Salam Al-Attar is a physician, who previously served as president of the Al-Mahdi Islamic Community Centre of London, Ontario. An influential player at Al-Mahdi is Mulana Syed Muhammad Rivzi. The center’s website frequently links to Rivzi’s writing. Clarion Project covered Rivzi in November 2018 after he was invited to lecture at the Islamic Husseini Center in Florida. “In his book Marriage and Morals in Islam, the website reads, “… homosexuality is a punishable crime against the laws of God. In the case of homosexuality between two males, the active partner is to be lashed a hundred times if he is unmarried and killed if he is married; whereas the passive partner is to be killed regardless of his marital status.”
Ali Salam is a diehard activist, ardent supporter of Hezbollah, the Islamic Republic of Iran and conspiracy theorist. He was shown in a promotional video of the conference posted on Facebook. His company, Insight Media, sells graphic t-shirts that blame the Jewish people for 9/11 and have Hezbollah leader Hassan Nasrallah’s face on them.
More Background on MSA-PSG
A 1984 FBI investigation found that the Iranian regime was using multiple interconnected fronts to conduct intelligence and even terrorist activity in America. The investigative files say that the pro-Khomeini network preached that it is in a “holy war” against the U.S. and “they believe that salvation can be obtained through martyrdom.”
An FBI report from 1988 further named MSA-PSG as a component of the Iranian regime’s network in America, a network that the FBI suspected was planning terrorist attacks on U.S. soil, including “kamikaze-like” attacks at U.S. landmarks.
The Muslim Students Association (MSA) was founded by the Muslim Brotherhood in 1963. Though MSA-PSG is technically independent of the Sunni-oriented MSA, the FBI report from 1984 described the Persian-speaking group as a faction of the original MSA.

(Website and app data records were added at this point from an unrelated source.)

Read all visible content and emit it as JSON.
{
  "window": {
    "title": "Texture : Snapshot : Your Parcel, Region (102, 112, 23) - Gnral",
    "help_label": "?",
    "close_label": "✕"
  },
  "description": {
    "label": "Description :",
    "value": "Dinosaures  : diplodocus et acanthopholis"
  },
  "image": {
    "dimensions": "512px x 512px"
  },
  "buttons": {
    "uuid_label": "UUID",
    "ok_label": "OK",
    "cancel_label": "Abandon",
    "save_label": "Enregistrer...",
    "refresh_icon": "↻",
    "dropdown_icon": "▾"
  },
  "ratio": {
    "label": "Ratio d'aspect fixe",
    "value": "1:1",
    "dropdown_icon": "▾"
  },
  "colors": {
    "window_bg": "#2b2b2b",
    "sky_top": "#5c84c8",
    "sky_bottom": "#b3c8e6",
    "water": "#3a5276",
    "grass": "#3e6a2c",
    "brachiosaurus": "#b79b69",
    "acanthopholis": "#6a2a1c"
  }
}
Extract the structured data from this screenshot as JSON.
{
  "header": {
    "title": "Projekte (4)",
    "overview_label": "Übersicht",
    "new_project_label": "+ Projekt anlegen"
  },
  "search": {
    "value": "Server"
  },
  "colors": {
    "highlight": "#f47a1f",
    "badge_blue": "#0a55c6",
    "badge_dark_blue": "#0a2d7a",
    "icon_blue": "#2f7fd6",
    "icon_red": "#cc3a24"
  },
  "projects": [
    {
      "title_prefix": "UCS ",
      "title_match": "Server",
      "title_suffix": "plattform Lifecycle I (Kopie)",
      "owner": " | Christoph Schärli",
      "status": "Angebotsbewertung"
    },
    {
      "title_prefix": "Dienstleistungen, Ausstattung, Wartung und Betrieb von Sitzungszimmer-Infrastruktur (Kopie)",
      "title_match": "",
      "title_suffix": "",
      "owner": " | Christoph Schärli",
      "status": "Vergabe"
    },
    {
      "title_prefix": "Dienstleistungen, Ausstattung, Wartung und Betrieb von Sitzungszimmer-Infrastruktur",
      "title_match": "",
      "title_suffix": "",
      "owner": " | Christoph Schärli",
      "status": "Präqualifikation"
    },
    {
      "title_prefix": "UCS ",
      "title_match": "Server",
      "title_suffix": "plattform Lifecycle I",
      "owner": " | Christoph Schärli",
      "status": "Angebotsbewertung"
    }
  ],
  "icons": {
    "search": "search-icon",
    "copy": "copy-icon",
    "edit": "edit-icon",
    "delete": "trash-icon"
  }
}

The files show that the FBI learned that 30 MSA-PSG members had traveled to Iran to meet with regime officials to discuss how to counter their opponents in America. “There are also indications that the PSG acts as the intelligence-gathering arm of the Iranian intelligence service,” the report says, adding, “The MSA-PSG acts as an extension of the present regime in Iran and operates on United States campuses to silence opposition through acts of intimidation and/or terror.”
Ryan Mauro is ClarionProject.org's Shillman Fellow, national security analyst and the director of Clarion Intelligence Network. Mauro is also an adjunct professor of counter-terrorism. He is frequently interviewed on top-tier television and radio.
Justen Charters is a research analyst with the Clarion Intelligence Network.